Task to carry out - Search the entries for the word "Assistant". Copy each line in which it is found.

BEGIN

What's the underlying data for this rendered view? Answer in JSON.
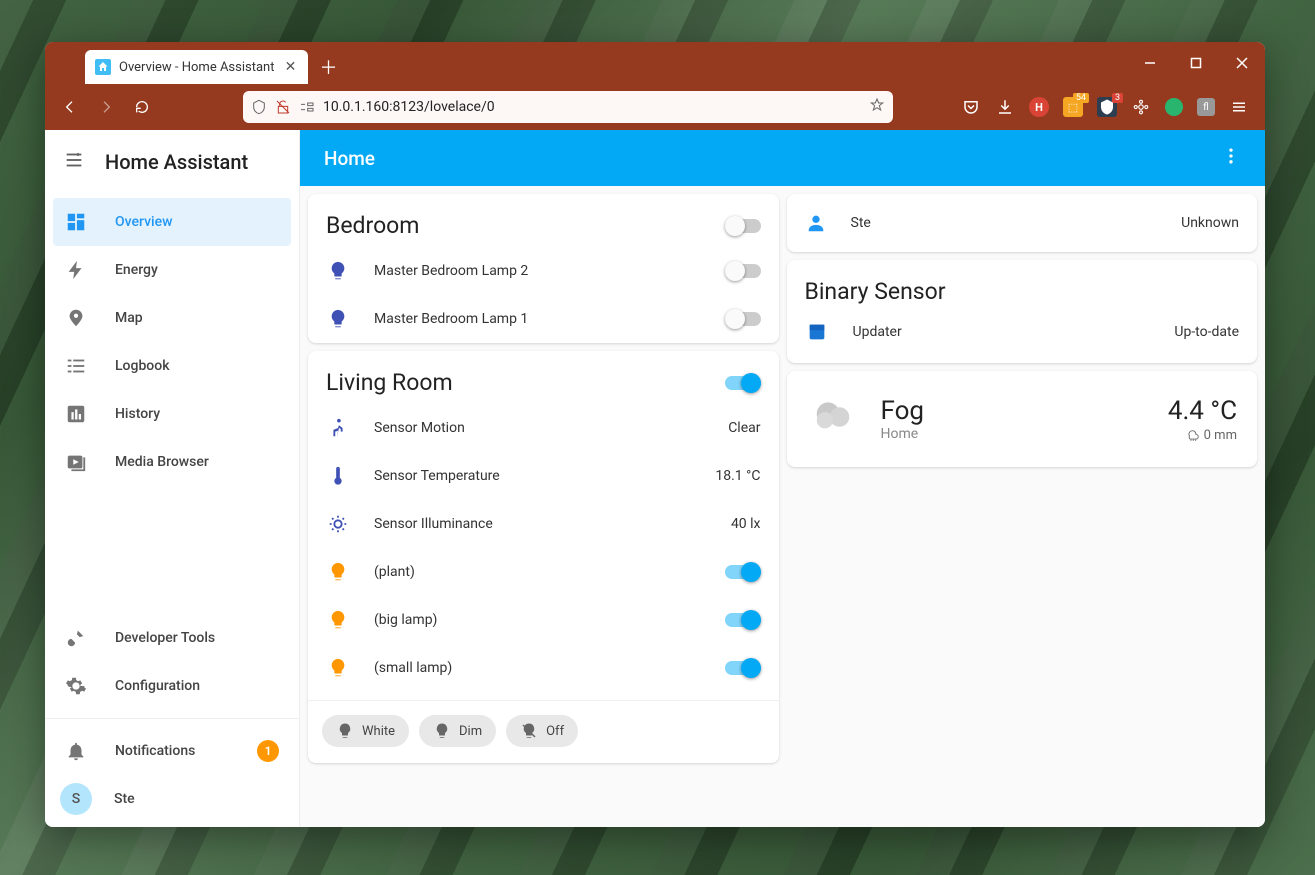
{
  "browser": {
    "tab_title": "Overview - Home Assistant",
    "url_display": "10.0.1.160:8123/lovelace/0"
  },
  "sidebar": {
    "title": "Home Assistant",
    "items": [
      {
        "label": "Overview"
      },
      {
        "label": "Energy"
      },
      {
        "label": "Map"
      },
      {
        "label": "Logbook"
      },
      {
        "label": "History"
      },
      {
        "label": "Media Browser"
      }
    ],
    "dev_label": "Developer Tools",
    "config_label": "Configuration",
    "notifications_label": "Notifications",
    "notifications_count": "1",
    "user_initial": "S",
    "user_name": "Ste"
  },
  "topbar": {
    "title": "Home"
  },
  "bedroom": {
    "title": "Bedroom",
    "rows": [
      {
        "label": "Master Bedroom Lamp 2"
      },
      {
        "label": "Master Bedroom Lamp 1"
      }
    ]
  },
  "living": {
    "title": "Living Room",
    "rows": [
      {
        "label": "Sensor Motion",
        "value": "Clear"
      },
      {
        "label": "Sensor Temperature",
        "value": "18.1 °C"
      },
      {
        "label": "Sensor Illuminance",
        "value": "40 lx"
      },
      {
        "label": "(plant)"
      },
      {
        "label": "(big lamp)"
      },
      {
        "label": "(small lamp)"
      }
    ],
    "chips": [
      {
        "label": "White"
      },
      {
        "label": "Dim"
      },
      {
        "label": "Off"
      }
    ]
  },
  "person": {
    "name": "Ste",
    "state": "Unknown"
  },
  "binary": {
    "title": "Binary Sensor",
    "row_label": "Updater",
    "row_value": "Up-to-date"
  },
  "weather": {
    "condition": "Fog",
    "location": "Home",
    "temp": "4.4 °C",
    "precip": "0 mm"
  }
}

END

Problem solution -
    "tab_title": "Overview - Home Assistant",
    "title": "Home Assistant",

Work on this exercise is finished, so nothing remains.